* Your objective: Pick every line out of the entries below that holds the string "Título", and report them.

* Provided entries:
----------

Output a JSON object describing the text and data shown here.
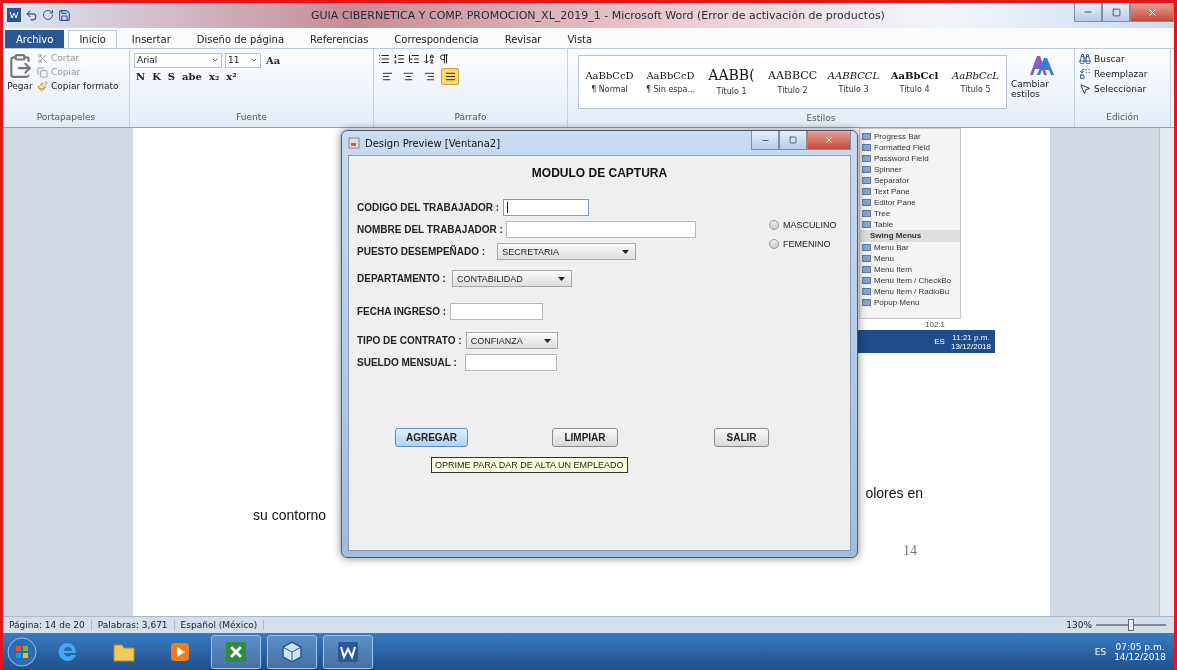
{
  "window": {
    "title": "GUIA CIBERNETICA Y COMP. PROMOCION_XL_2019_1  -  Microsoft Word (Error de activación de productos)"
  },
  "ribbon_tabs": [
    {
      "label": "Archivo",
      "kind": "file",
      "selected": false
    },
    {
      "label": "Inicio",
      "kind": "tab",
      "selected": true
    },
    {
      "label": "Insertar",
      "kind": "tab",
      "selected": false
    },
    {
      "label": "Diseño de página",
      "kind": "tab",
      "selected": false
    },
    {
      "label": "Referencias",
      "kind": "tab",
      "selected": false
    },
    {
      "label": "Correspondencia",
      "kind": "tab",
      "selected": false
    },
    {
      "label": "Revisar",
      "kind": "tab",
      "selected": false
    },
    {
      "label": "Vista",
      "kind": "tab",
      "selected": false
    }
  ],
  "clipboard": {
    "label": "Portapapeles",
    "paste": "Pegar",
    "items": [
      {
        "label": "Cortar",
        "kind": "cut",
        "disabled": true
      },
      {
        "label": "Copiar",
        "kind": "copy",
        "disabled": true
      },
      {
        "label": "Copiar formato",
        "kind": "brush",
        "disabled": false
      }
    ]
  },
  "font": {
    "label": "Fuente",
    "name": "Arial",
    "size": "11",
    "case_button": "Aa",
    "format_buttons": [
      "N",
      "K",
      "S",
      "abe",
      "x₂",
      "x²"
    ]
  },
  "paragraph": {
    "label": "Párrafo",
    "alignment": [
      {
        "selected": false
      },
      {
        "selected": false
      },
      {
        "selected": false
      },
      {
        "selected": true
      }
    ]
  },
  "styles": {
    "label": "Estilos",
    "gallery": [
      {
        "preview": "AaBbCcD",
        "name": "¶ Normal",
        "kind": "normal"
      },
      {
        "preview": "AaBbCcD",
        "name": "¶ Sin espa...",
        "kind": "normal"
      },
      {
        "preview": "AABB(",
        "name": "Título 1",
        "kind": "title1"
      },
      {
        "preview": "AABBCC",
        "name": "Título 2",
        "kind": "title2"
      },
      {
        "preview": "AABBCCL",
        "name": "Título 3",
        "kind": "title3"
      },
      {
        "preview": "AaBbCcl",
        "name": "Título 4",
        "kind": "title4"
      },
      {
        "preview": "AaBbCcL",
        "name": "Título 5",
        "kind": "title5"
      }
    ],
    "change": "Cambiar estilos"
  },
  "editing": {
    "label": "Edición",
    "items": [
      {
        "label": "Buscar",
        "kind": "find"
      },
      {
        "label": "Reemplazar",
        "kind": "replace"
      },
      {
        "label": "Seleccionar",
        "kind": "select"
      }
    ]
  },
  "document": {
    "embedded_screenshot": {
      "palette_items": [
        "Progress Bar",
        "Formatted Field",
        "Password Field",
        "Spinner",
        "Separator",
        "Text Pane",
        "Editor Pane",
        "Tree",
        "Table"
      ],
      "section": "Swing Menus",
      "menu_items": [
        "Menu Bar",
        "Menu",
        "Menu Item",
        "Menu Item / CheckBo",
        "Menu Item / RadioBu",
        "Popup Menu"
      ],
      "position": "102:1",
      "tray_language": "ES",
      "tray_time": "11:21 p.m.",
      "tray_date": "13/12/2018"
    },
    "text_lines": [
      "olores en",
      "su contorno"
    ],
    "page_number": "14"
  },
  "dialog": {
    "title": "Design Preview [Ventana2]",
    "heading": "MODULO DE CAPTURA",
    "fields": [
      {
        "label": "CODIGO DEL TRABAJADOR :",
        "kind": "text",
        "focused": true
      },
      {
        "label": "NOMBRE DEL TRABAJADOR :",
        "kind": "text",
        "focused": false
      },
      {
        "label": "PUESTO DESEMPEÑADO :",
        "kind": "combo",
        "value": "SECRETARIA"
      },
      {
        "label": "DEPARTAMENTO :",
        "kind": "combo",
        "value": "CONTABILIDAD"
      },
      {
        "label": "FECHA INGRESO :",
        "kind": "text",
        "focused": false
      },
      {
        "label": "TIPO DE CONTRATO :",
        "kind": "combo",
        "value": "CONFIANZA"
      },
      {
        "label": "SUELDO  MENSUAL :",
        "kind": "text",
        "focused": false
      }
    ],
    "radios": [
      {
        "label": "MASCULINO",
        "selected": false
      },
      {
        "label": "FEMENINO",
        "selected": false
      }
    ],
    "buttons": [
      {
        "label": "AGREGAR",
        "focused": true
      },
      {
        "label": "LIMPIAR",
        "focused": false
      },
      {
        "label": "SALIR",
        "focused": false
      }
    ],
    "tooltip": "OPRIME PARA DAR DE ALTA UN EMPLEADO"
  },
  "status_bar": {
    "page": "Página: 14 de 20",
    "words": "Palabras: 3,671",
    "language": "Español (México)",
    "zoom": "130%",
    "zoom_slider": {
      "level": 0.5
    }
  },
  "taskbar": {
    "apps": [
      {
        "kind": "browser",
        "active": false
      },
      {
        "kind": "folder",
        "active": false
      },
      {
        "kind": "media",
        "active": false
      },
      {
        "kind": "spreadsheet",
        "active": true
      },
      {
        "kind": "cube",
        "active": true
      },
      {
        "kind": "word",
        "active": true
      }
    ],
    "language": "ES",
    "time": "07:05 p.m.",
    "date": "14/12/2018"
  }
}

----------

* Task response:
        "name": "Título 1",
        "name": "Título 2",
        "name": "Título 3",
        "name": "Título 4",
        "name": "Título 5",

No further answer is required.